This month we are talking about sautéing, searing, tempering, and zesting — basic cooking techniques everyone can do.
The definition of sauté is to fry food in a small amount of fat. Sautéing involves the transfer of heat from the pan to food, usually lubricated by a thin coating of oil that both prevents food from sticking to the pan and aids in the conduction of heat, browning the surface of meat or vegetables. Foods that are typically sautéd: vegetables, steaks, and chicken breasts.
Find the perfect sauté pan here.
When grilling, braising, or sautéing, the surface of the ingredient is first seared at a high temperature to create a flavor-packed, caramelized, and browned crust. The key with searing (aka “browning”) is patience: it’s very tempting to move meat or fish around once it hits the pan, but give it a good uninterrupted chance to fully brown before turning it to the other side—it will lift and separate from the pan when it’s fully ready.
Find the perfect fry pan for searing here.
Tempering is to slowly bring up the temperature of a cold or room temperature ingredient by adding small amounts of a hot or boiling liquid. Adding the hot liquid gradually prevents the cool ingredient (such as eggs) from cooking or setting. The tempered mixture can then be added back to hot liquid for further cooking. Tempering is probably most often used with chocolate.
Grated zest is simply the grated rind (outer colored portion) from citrus fruits. It is used in cooking because the rind holds the precious oils where the entire flavor resides. To grate zest or rind, take a box grater and rub the fruit against the grater. Do not rub the fruit down to the white inner skin, known as the pith, which is bitter.
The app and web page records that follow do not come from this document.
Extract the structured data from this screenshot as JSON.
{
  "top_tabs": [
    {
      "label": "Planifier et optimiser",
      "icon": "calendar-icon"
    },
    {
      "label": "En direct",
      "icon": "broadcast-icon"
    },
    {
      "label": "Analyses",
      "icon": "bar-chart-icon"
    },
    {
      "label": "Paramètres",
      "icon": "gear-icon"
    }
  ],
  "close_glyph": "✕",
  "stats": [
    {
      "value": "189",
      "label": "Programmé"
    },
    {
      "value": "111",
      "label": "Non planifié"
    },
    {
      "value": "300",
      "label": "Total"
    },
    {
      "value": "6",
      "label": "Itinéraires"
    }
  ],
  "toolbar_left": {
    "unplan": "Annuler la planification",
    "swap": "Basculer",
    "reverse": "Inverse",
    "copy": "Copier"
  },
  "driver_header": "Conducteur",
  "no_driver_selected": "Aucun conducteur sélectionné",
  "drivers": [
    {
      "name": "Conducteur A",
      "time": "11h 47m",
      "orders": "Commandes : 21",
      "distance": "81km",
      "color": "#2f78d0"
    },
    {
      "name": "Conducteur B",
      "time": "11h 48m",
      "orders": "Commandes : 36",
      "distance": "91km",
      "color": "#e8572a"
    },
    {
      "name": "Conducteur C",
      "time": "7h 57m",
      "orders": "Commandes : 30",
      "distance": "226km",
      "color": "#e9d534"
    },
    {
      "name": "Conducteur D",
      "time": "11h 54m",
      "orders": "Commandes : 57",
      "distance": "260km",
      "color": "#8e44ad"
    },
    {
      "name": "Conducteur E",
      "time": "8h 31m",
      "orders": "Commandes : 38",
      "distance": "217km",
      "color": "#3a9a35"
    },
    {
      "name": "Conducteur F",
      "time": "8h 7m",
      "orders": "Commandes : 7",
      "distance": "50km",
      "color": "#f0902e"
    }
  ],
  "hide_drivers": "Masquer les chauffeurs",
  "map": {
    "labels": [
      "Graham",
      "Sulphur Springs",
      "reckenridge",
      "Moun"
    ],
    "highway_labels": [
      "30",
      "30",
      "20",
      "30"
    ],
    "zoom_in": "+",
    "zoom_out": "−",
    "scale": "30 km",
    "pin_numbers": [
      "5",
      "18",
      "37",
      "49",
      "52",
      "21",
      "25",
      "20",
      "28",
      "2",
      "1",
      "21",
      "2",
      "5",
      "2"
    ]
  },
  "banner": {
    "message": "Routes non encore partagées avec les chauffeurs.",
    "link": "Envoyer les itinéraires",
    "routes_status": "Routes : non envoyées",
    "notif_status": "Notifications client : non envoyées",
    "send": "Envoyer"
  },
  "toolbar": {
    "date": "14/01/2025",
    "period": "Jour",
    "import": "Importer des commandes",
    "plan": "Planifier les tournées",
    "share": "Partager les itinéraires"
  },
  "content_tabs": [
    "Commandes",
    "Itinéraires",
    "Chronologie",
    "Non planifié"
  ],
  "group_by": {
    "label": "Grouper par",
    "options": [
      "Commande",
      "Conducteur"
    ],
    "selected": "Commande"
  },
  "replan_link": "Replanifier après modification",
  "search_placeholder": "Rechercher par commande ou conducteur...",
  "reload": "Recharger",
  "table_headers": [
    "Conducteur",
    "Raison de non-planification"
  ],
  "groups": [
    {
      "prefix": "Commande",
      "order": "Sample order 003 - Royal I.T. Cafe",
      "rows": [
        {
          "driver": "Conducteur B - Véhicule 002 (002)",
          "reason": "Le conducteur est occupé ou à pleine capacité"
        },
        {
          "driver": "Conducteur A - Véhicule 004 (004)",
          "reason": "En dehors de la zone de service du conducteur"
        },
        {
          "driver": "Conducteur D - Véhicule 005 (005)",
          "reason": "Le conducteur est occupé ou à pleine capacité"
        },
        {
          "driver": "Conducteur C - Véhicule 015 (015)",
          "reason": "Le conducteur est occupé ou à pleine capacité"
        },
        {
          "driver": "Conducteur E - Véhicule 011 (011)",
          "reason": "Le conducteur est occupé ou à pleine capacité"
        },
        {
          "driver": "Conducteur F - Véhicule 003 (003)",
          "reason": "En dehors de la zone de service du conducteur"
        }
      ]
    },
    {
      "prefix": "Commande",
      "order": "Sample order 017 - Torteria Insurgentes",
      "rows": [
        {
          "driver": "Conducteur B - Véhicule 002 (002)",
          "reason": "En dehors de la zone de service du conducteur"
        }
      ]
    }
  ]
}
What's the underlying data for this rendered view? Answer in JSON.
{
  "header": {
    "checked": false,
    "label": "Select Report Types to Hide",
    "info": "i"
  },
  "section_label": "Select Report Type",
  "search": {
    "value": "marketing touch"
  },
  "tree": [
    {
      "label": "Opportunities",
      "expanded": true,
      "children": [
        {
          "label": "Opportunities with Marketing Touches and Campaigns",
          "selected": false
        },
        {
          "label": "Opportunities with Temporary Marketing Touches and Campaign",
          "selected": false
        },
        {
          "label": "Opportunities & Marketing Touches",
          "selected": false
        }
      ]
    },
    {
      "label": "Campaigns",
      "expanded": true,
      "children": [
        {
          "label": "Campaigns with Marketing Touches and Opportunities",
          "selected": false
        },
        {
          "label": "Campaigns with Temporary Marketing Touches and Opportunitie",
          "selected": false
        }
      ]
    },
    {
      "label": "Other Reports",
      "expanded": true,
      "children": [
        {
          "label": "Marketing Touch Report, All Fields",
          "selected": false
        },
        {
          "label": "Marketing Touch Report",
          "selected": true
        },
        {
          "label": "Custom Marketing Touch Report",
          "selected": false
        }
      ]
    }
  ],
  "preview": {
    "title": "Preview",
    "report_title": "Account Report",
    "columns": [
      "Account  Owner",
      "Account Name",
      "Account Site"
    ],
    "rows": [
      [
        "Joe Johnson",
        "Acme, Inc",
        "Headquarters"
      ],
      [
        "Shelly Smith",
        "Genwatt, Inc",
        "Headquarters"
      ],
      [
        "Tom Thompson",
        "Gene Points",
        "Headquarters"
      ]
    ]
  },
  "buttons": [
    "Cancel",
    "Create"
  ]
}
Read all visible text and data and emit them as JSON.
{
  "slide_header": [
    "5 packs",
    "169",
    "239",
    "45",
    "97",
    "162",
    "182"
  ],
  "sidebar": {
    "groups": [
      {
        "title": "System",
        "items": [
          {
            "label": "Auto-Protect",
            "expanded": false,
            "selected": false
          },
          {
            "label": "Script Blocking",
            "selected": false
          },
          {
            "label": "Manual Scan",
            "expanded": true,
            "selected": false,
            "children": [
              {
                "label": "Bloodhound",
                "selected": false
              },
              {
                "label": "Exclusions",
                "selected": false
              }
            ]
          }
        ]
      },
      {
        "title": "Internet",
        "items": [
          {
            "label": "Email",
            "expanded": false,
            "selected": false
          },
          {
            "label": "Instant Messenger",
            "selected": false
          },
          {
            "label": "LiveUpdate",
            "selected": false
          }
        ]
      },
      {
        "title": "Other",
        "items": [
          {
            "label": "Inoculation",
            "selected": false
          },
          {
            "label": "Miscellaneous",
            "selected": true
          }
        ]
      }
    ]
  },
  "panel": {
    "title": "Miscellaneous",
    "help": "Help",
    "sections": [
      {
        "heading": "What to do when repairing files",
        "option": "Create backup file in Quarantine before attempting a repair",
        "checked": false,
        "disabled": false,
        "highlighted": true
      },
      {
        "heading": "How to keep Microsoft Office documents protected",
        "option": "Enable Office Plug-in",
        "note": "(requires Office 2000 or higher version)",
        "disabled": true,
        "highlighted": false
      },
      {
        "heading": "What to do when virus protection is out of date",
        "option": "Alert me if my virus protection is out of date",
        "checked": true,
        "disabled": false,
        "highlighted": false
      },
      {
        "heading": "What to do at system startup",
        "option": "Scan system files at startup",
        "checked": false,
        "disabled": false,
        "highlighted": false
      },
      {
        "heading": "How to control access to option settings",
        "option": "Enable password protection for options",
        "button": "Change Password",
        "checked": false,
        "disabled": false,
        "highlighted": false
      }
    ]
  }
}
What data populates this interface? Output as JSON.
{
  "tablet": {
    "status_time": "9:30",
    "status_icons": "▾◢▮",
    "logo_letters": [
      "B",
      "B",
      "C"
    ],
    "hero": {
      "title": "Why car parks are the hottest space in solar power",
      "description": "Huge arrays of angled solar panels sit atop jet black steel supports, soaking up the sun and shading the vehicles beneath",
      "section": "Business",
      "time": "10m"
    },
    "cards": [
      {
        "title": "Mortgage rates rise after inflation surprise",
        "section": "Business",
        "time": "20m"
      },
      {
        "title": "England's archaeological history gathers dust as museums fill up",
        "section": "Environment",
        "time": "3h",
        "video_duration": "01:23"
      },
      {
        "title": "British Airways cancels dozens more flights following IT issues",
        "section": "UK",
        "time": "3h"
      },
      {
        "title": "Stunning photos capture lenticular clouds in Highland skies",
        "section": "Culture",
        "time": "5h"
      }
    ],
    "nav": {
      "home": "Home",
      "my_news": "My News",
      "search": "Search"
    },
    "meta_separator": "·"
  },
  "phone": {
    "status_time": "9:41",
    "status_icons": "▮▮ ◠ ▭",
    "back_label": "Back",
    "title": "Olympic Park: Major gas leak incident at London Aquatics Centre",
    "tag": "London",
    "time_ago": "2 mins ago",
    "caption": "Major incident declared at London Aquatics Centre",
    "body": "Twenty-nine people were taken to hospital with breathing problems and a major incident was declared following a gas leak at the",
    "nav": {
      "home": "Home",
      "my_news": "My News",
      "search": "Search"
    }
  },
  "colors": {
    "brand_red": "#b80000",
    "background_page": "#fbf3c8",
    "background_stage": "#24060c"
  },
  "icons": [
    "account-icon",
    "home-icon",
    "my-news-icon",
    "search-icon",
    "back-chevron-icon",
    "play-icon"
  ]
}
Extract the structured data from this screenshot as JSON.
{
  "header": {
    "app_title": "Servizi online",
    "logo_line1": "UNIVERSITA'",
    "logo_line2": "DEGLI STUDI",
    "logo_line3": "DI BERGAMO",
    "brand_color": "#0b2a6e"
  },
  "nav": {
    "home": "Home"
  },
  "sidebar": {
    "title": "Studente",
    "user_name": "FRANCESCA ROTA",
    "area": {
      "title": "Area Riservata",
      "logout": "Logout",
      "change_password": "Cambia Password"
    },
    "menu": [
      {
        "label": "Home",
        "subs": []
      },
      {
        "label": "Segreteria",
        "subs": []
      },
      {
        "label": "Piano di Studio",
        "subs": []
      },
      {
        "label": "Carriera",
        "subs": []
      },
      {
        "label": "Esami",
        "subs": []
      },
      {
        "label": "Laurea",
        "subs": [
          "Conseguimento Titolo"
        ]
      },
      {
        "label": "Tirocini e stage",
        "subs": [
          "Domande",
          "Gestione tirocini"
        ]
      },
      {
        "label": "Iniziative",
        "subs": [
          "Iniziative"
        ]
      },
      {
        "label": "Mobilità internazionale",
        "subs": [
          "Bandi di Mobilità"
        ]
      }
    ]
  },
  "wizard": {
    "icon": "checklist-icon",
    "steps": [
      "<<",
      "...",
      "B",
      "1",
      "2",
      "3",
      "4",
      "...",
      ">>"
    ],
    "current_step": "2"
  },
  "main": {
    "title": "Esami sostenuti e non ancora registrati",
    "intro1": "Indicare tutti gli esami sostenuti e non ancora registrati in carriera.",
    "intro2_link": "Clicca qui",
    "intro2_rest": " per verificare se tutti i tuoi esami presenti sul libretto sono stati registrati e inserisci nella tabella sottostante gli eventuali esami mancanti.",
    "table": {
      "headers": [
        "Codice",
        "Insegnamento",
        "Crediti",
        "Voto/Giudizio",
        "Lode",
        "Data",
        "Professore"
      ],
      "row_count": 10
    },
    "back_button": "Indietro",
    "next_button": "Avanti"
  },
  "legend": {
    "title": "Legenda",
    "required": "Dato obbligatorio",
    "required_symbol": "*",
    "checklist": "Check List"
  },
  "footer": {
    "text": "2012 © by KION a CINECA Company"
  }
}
When removing the skin from oranges or other citrus fruit, be sure to take only the thin outer zest or colored portion.
Try this zester.